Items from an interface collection

□ □ □ □

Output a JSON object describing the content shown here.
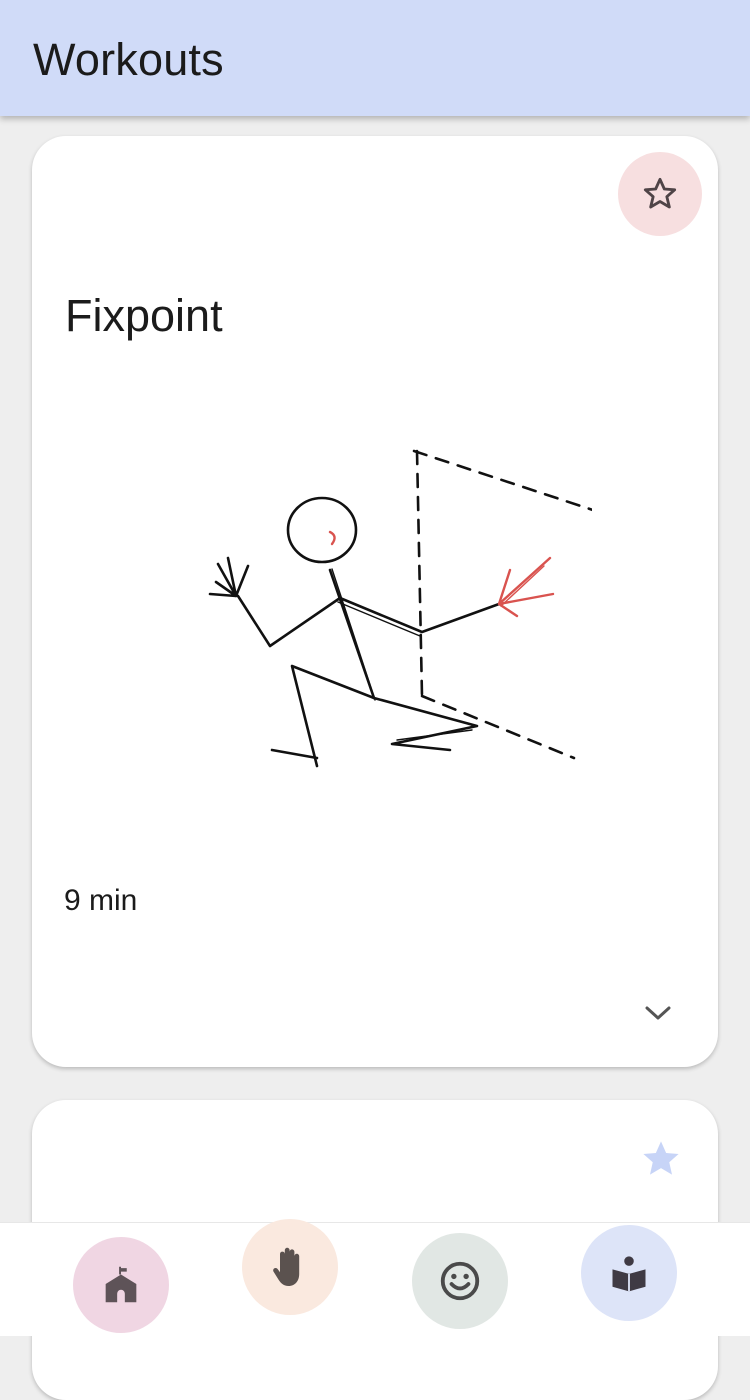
{
  "app_bar": {
    "title": "Workouts"
  },
  "cards": [
    {
      "title": "Fixpoint",
      "duration": "9 min",
      "favorite_icon": "star-outline-icon",
      "favorited": false,
      "expand_icon": "chevron-down-icon"
    },
    {
      "favorite_icon": "star-filled-icon",
      "favorited": true
    }
  ],
  "bottom_nav": {
    "items": [
      {
        "icon": "school-home-icon",
        "bg": "#f0d6e3"
      },
      {
        "icon": "hand-icon",
        "bg": "#fae9df"
      },
      {
        "icon": "smiley-icon",
        "bg": "#e1e7e4"
      },
      {
        "icon": "reading-person-icon",
        "bg": "#dde4f8"
      }
    ]
  },
  "colors": {
    "app_bar_bg": "#d0dbf8",
    "background": "#eeeeee",
    "card_bg": "#ffffff",
    "favorite_bg": "#f7dfe0",
    "star_filled": "#c7d4f7",
    "sketch_accent": "#d9534f",
    "icon_dark": "#5e5358"
  }
}
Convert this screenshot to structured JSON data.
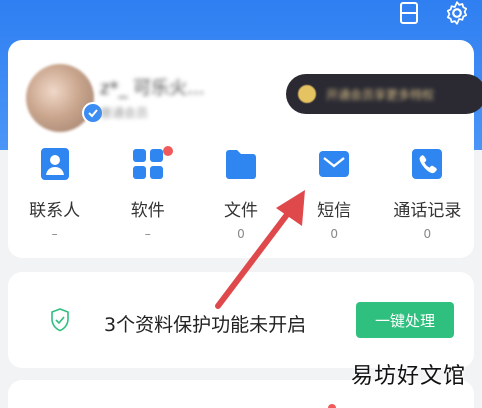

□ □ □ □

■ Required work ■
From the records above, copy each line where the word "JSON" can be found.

■ Answer below ■
Output a JSON object describing the content shown here.
Convert this screenshot to structured JSON data.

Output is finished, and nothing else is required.